- **The problem**
Word for word, repeat every entry that appears below.

- **Data about app and page elements**
---------------

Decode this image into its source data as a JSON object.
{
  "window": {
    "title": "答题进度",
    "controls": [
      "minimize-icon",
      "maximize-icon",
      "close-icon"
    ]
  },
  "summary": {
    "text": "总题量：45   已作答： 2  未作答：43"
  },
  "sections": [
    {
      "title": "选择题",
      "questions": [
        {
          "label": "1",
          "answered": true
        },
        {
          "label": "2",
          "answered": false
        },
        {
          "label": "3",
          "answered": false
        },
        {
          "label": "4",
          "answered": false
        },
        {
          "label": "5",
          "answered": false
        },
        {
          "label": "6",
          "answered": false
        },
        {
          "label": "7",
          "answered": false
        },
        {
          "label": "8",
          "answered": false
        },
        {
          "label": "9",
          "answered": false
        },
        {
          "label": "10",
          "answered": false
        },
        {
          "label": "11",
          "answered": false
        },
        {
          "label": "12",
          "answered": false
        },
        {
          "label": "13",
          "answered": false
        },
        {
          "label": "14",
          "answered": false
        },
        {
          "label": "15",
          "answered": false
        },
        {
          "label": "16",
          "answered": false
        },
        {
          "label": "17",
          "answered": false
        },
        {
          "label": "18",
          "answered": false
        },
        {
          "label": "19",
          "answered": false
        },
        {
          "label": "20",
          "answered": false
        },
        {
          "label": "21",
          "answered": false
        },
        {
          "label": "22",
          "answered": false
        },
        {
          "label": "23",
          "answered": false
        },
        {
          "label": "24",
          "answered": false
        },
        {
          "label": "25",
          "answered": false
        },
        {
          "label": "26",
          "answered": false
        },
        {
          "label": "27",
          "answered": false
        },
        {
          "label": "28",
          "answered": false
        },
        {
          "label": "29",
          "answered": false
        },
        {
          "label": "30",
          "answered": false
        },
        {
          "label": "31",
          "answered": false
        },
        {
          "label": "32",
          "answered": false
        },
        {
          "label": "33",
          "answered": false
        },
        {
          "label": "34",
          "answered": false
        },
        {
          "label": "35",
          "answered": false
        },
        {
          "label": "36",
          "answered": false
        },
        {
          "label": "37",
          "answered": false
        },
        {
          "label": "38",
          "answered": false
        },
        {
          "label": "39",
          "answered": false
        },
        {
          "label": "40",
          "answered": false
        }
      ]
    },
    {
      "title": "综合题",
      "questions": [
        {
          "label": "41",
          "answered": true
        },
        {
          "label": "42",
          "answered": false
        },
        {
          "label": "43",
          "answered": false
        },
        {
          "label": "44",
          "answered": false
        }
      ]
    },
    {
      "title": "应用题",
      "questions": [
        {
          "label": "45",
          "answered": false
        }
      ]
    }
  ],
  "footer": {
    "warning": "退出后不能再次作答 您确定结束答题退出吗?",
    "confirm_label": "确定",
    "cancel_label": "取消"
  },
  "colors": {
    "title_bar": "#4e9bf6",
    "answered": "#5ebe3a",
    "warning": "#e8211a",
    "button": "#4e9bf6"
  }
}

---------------

- **Task result**
Decode this image into its source data as a JSON object.
{
  "window": {
    "title": "答题进度",
    "controls": [
      "minimize-icon",
      "maximize-icon",
      "close-icon"
    ]
  },
  "summary": {
    "text": "总题量：45   已作答： 2  未作答：43"
  },
  "sections": [
    {
      "title": "选择题",
      "questions": [
        {
          "label": "1",
          "answered": true
        },
        {
          "label": "2",
          "answered": false
        },
        {
          "label": "3",
          "answered": false
        },
        {
          "label": "4",
          "answered": false
        },
        {
          "label": "5",
          "answered": false
        },
        {
          "label": "6",
          "answered": false
        },
        {
          "label": "7",
          "answered": false
        },
        {
          "label": "8",
          "answered": false
        },
        {
          "label": "9",
          "answered": false
        },
        {
          "label": "10",
          "answered": false
        },
        {
          "label": "11",
          "answered": false
        },
        {
          "label": "12",
          "answered": false
        },
        {
          "label": "13",
          "answered": false
        },
        {
          "label": "14",
          "answered": false
        },
        {
          "label": "15",
          "answered": false
        },
        {
          "label": "16",
          "answered": false
        },
        {
          "label": "17",
          "answered": false
        },
        {
          "label": "18",
          "answered": false
        },
        {
          "label": "19",
          "answered": false
        },
        {
          "label": "20",
          "answered": false
        },
        {
          "label": "21",
          "answered": false
        },
        {
          "label": "22",
          "answered": false
        },
        {
          "label": "23",
          "answered": false
        },
        {
          "label": "24",
          "answered": false
        },
        {
          "label": "25",
          "answered": false
        },
        {
          "label": "26",
          "answered": false
        },
        {
          "label": "27",
          "answered": false
        },
        {
          "label": "28",
          "answered": false
        },
        {
          "label": "29",
          "answered": false
        },
        {
          "label": "30",
          "answered": false
        },
        {
          "label": "31",
          "answered": false
        },
        {
          "label": "32",
          "answered": false
        },
        {
          "label": "33",
          "answered": false
        },
        {
          "label": "34",
          "answered": false
        },
        {
          "label": "35",
          "answered": false
        },
        {
          "label": "36",
          "answered": false
        },
        {
          "label": "37",
          "answered": false
        },
        {
          "label": "38",
          "answered": false
        },
        {
          "label": "39",
          "answered": false
        },
        {
          "label": "40",
          "answered": false
        }
      ]
    },
    {
      "title": "综合题",
      "questions": [
        {
          "label": "41",
          "answered": true
        },
        {
          "label": "42",
          "answered": false
        },
        {
          "label": "43",
          "answered": false
        },
        {
          "label": "44",
          "answered": false
        }
      ]
    },
    {
      "title": "应用题",
      "questions": [
        {
          "label": "45",
          "answered": false
        }
      ]
    }
  ],
  "footer": {
    "warning": "退出后不能再次作答 您确定结束答题退出吗?",
    "confirm_label": "确定",
    "cancel_label": "取消"
  },
  "colors": {
    "title_bar": "#4e9bf6",
    "answered": "#5ebe3a",
    "warning": "#e8211a",
    "button": "#4e9bf6"
  }
}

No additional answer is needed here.